Aristotle is also on target when he asserts that every community aims at a good that gives it purpose, unity and identity. However, Aristotle’s “highest good” is limited to this world, this life. Christianity asserts that human beings should aim at a goal higher than the common good of the whole community within this life. God created human beings in the image of God, and human nature, empowered by the grace of the Spirit, can participate in the divine nature and attain eternal life. From Aristotle’s viewpoint, the church’s aim is off target; it aims too high and it demands too much of mere mortals. It is bound to fail.

The New Testament presents the church as the community founded by Jesus Christ. It is indwelt and empowered by the Holy Spirit and directed to God the Father. In analogy to Aristotle’s view of the state, the church is based on the nature of the new humanity and is necessary for the full flowering of this new human being. Christians are not “birds that fly alone,” but they really do fly. The Christian is not only a human being endowed with reason and speech but also someone united with Christ, who dwells in heaven and yet fills the universe. The Christian has received the life-giving Spirit and has been freed from the power of sin and death. Unlike Aristotle’s natural human being, the Christian lives by faith and not by sight.
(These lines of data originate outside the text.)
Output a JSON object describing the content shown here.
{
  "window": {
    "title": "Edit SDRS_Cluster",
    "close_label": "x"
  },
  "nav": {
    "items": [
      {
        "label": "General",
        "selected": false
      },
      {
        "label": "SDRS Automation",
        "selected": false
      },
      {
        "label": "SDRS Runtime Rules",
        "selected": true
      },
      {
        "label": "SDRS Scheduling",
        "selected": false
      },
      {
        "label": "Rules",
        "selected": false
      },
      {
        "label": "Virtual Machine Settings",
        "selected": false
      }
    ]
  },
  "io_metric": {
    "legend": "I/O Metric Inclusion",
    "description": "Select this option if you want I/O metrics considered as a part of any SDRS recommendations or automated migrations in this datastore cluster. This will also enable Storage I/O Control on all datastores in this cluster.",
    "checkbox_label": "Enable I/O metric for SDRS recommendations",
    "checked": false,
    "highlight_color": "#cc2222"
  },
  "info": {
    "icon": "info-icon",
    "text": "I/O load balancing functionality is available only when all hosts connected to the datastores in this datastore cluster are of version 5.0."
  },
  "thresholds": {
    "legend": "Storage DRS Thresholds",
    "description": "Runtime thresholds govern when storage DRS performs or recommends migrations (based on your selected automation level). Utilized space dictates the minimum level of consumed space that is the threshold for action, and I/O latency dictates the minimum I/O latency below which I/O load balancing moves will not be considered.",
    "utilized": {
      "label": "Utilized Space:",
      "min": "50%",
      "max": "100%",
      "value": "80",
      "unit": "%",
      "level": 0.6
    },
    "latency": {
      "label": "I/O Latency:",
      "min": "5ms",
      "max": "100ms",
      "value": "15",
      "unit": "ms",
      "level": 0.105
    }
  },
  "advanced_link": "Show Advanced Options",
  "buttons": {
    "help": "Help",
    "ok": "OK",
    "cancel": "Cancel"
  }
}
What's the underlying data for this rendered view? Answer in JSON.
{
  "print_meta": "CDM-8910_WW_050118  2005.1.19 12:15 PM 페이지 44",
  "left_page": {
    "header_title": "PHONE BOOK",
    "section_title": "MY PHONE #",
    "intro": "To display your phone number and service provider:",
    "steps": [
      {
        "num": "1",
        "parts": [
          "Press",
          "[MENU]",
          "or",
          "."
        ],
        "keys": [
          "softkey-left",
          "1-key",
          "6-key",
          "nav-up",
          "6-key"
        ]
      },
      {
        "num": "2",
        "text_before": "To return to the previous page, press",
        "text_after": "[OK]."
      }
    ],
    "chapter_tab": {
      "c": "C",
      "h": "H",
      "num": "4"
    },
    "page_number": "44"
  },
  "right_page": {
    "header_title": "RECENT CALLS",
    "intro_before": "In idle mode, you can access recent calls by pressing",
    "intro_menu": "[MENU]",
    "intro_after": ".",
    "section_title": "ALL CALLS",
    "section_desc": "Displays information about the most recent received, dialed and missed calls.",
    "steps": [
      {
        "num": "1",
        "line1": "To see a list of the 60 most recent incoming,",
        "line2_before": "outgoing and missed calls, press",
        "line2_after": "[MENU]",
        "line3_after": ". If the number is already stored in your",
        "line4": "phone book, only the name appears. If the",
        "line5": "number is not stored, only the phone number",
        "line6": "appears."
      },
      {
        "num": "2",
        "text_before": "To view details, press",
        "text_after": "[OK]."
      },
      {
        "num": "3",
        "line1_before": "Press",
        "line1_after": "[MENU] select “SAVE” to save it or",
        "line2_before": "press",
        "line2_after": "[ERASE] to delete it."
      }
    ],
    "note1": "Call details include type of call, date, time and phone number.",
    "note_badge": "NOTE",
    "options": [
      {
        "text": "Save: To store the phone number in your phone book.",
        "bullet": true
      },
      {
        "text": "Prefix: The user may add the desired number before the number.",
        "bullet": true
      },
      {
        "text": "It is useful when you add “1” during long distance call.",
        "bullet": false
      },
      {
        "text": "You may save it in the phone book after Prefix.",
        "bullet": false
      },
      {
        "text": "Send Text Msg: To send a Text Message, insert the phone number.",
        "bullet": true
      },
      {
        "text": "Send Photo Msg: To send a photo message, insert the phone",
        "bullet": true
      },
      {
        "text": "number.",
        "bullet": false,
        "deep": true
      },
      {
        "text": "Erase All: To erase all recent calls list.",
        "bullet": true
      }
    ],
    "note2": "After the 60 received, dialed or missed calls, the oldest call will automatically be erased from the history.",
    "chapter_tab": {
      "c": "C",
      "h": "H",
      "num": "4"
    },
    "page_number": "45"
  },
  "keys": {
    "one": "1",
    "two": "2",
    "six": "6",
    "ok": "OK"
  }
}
The church is the community whose threefold purpose is (1) to enable the new powers and virtues that have been given to believing and baptized human beings to come into full use and benefit the whole church and through the church the whole world; (2) to embody as far as possible in the present the perfect community of heaven, the Father, Son and Spirit and the coming Kingdom of God, which is the union of human beings and God in the perfect divine/human fellowship; and (3) to call the whole world to rise up not only beyond the beastly nature of the stateless one, the ‘Tribeless, lawless, heartless one.’ It also calls human beings beyond the best political order human beings can create. She serves the whole human race by calling it to its final destiny and revealing its true dignity.

Hence to normal human beings, Christians will always appear to have their heads in the clouds. Their values are a bit askew. They are always rejoicing but never take pleasure in evil. They are serious about everything but in despair over nothing. The Christian is as courageous as a lion but as gentle as a lamb; they have wills as hard as steel but hearts as soft as wax.
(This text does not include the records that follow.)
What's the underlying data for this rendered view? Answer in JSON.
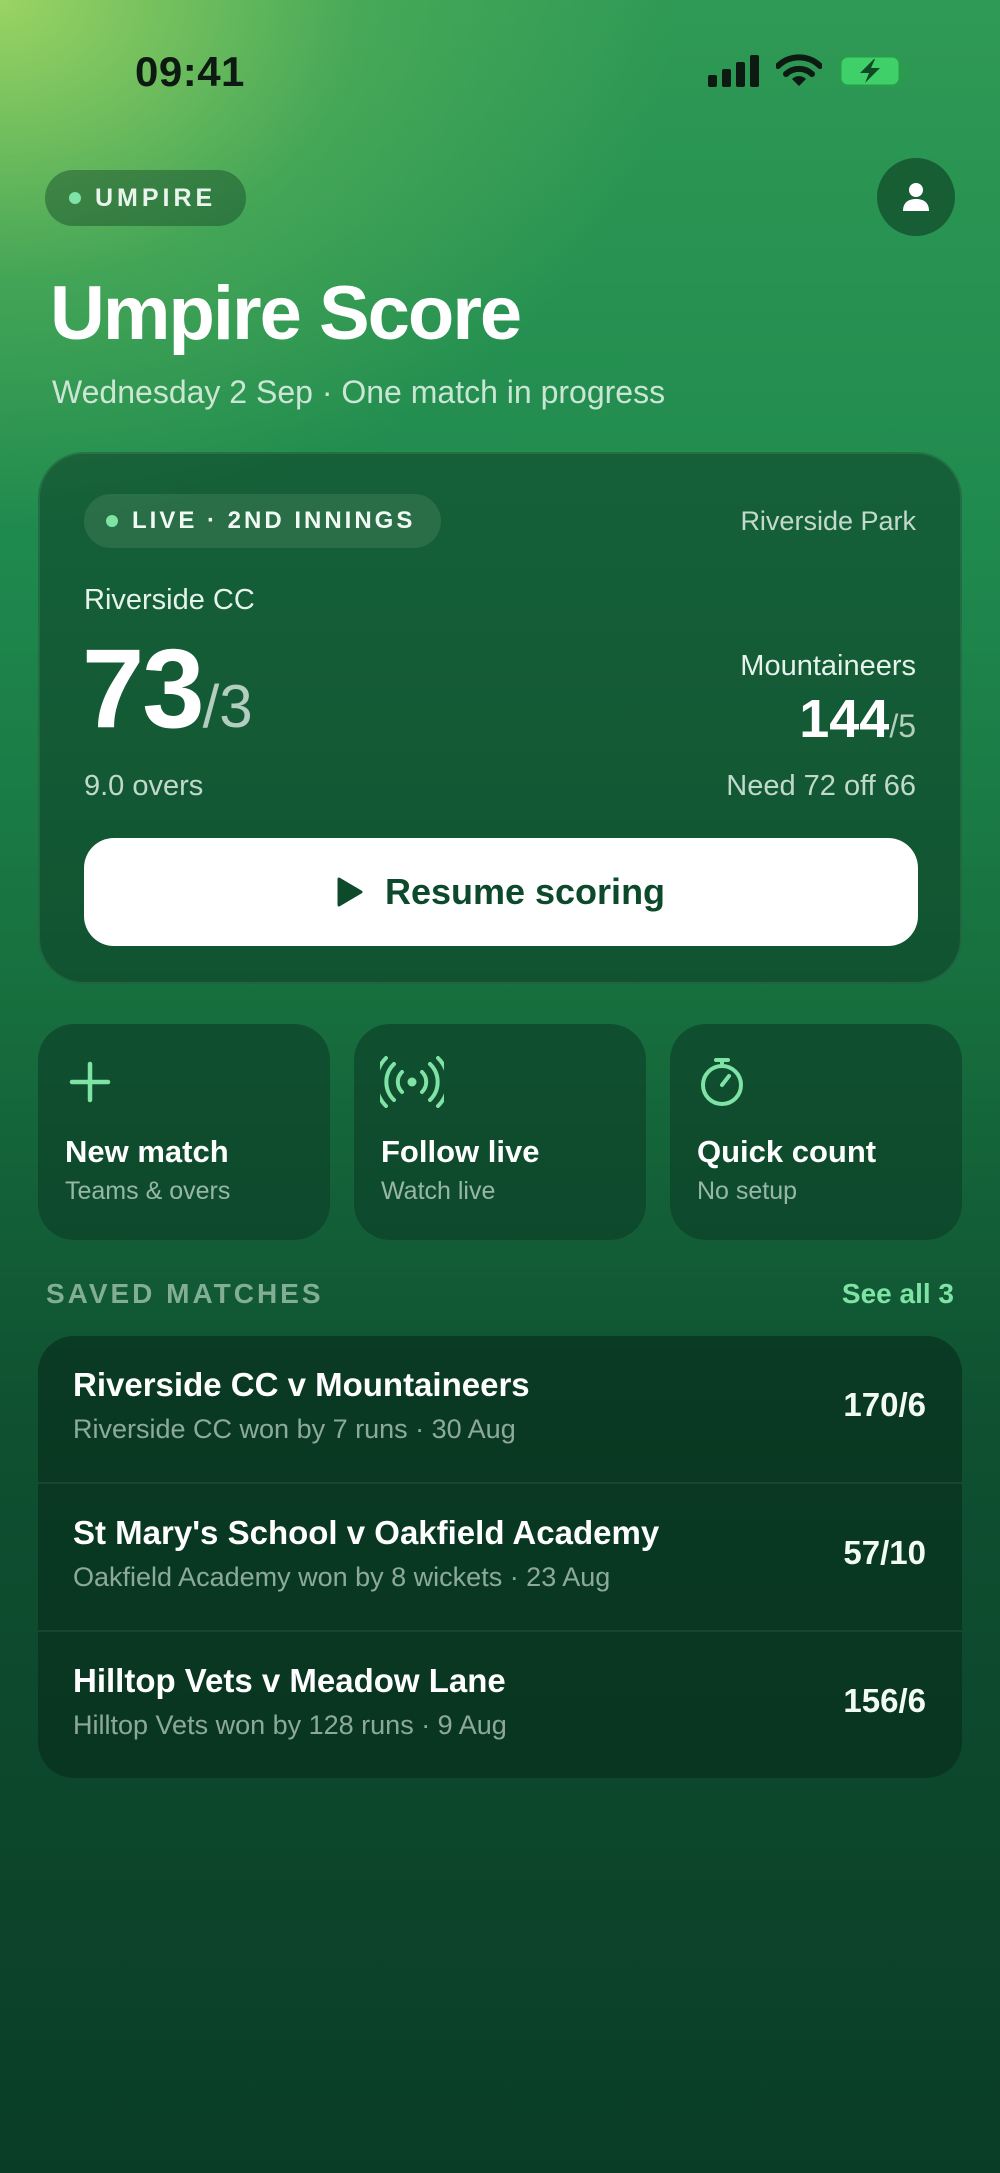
{
  "status_bar": {
    "time": "09:41",
    "icons": [
      "cellular-signal-icon",
      "wifi-icon",
      "battery-charging-icon"
    ]
  },
  "header": {
    "role_label": "UMPIRE",
    "title": "Umpire Score",
    "subtitle": "Wednesday 2 Sep · One match in progress",
    "avatar_icon": "person-icon"
  },
  "live_match": {
    "status_label": "LIVE · 2ND INNINGS",
    "venue": "Riverside Park",
    "batting": {
      "team": "Riverside CC",
      "runs": "73",
      "wickets": "/3",
      "overs": "9.0 overs"
    },
    "opponent": {
      "team": "Mountaineers",
      "runs": "144",
      "wickets": "/5"
    },
    "target_text": "Need 72 off 66",
    "resume_label": "Resume scoring",
    "resume_icon": "play-icon"
  },
  "actions": [
    {
      "label": "New match",
      "sub": "Teams & overs",
      "icon": "plus-icon"
    },
    {
      "label": "Follow live",
      "sub": "Watch live",
      "icon": "broadcast-icon"
    },
    {
      "label": "Quick count",
      "sub": "No setup",
      "icon": "stopwatch-icon"
    }
  ],
  "saved": {
    "section_title": "SAVED MATCHES",
    "see_all_label": "See all 3",
    "matches": [
      {
        "title": "Riverside CC v Mountaineers",
        "result": "Riverside CC won by 7 runs · 30 Aug",
        "score": "170/6"
      },
      {
        "title": "St Mary's School v Oakfield Academy",
        "result": "Oakfield Academy won by 8 wickets · 23 Aug",
        "score": "57/10"
      },
      {
        "title": "Hilltop Vets v Meadow Lane",
        "result": "Hilltop Vets won by 128 runs · 9 Aug",
        "score": "156/6"
      }
    ]
  },
  "colors": {
    "accent": "#7fe3a5",
    "button_text": "#0d4a2c",
    "battery": "#3fd06a"
  }
}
The church will never subordinate itself to the political community because the good it seeks is higher than the good sought by the state. The virtues she promotes—love, faith and hope—are better than those the state values. She seeks heaven while the state grasps at earth. The state is built on violence and coercion, and it seeks wealth, power and worldly security; the church is built on freedom and love and seeks treasure in heaven. The church is the temple of God, the city of God, the body of Christ. The state is human nature writ large, with all its strengths and weaknesses.

For Aristotle, human beings are “political animals” whose destiny is achieved, if at all, only in this life. For Christianity, human beings are more; they are ecclesiastical animals whose destiny lies in eternity, in the divine life.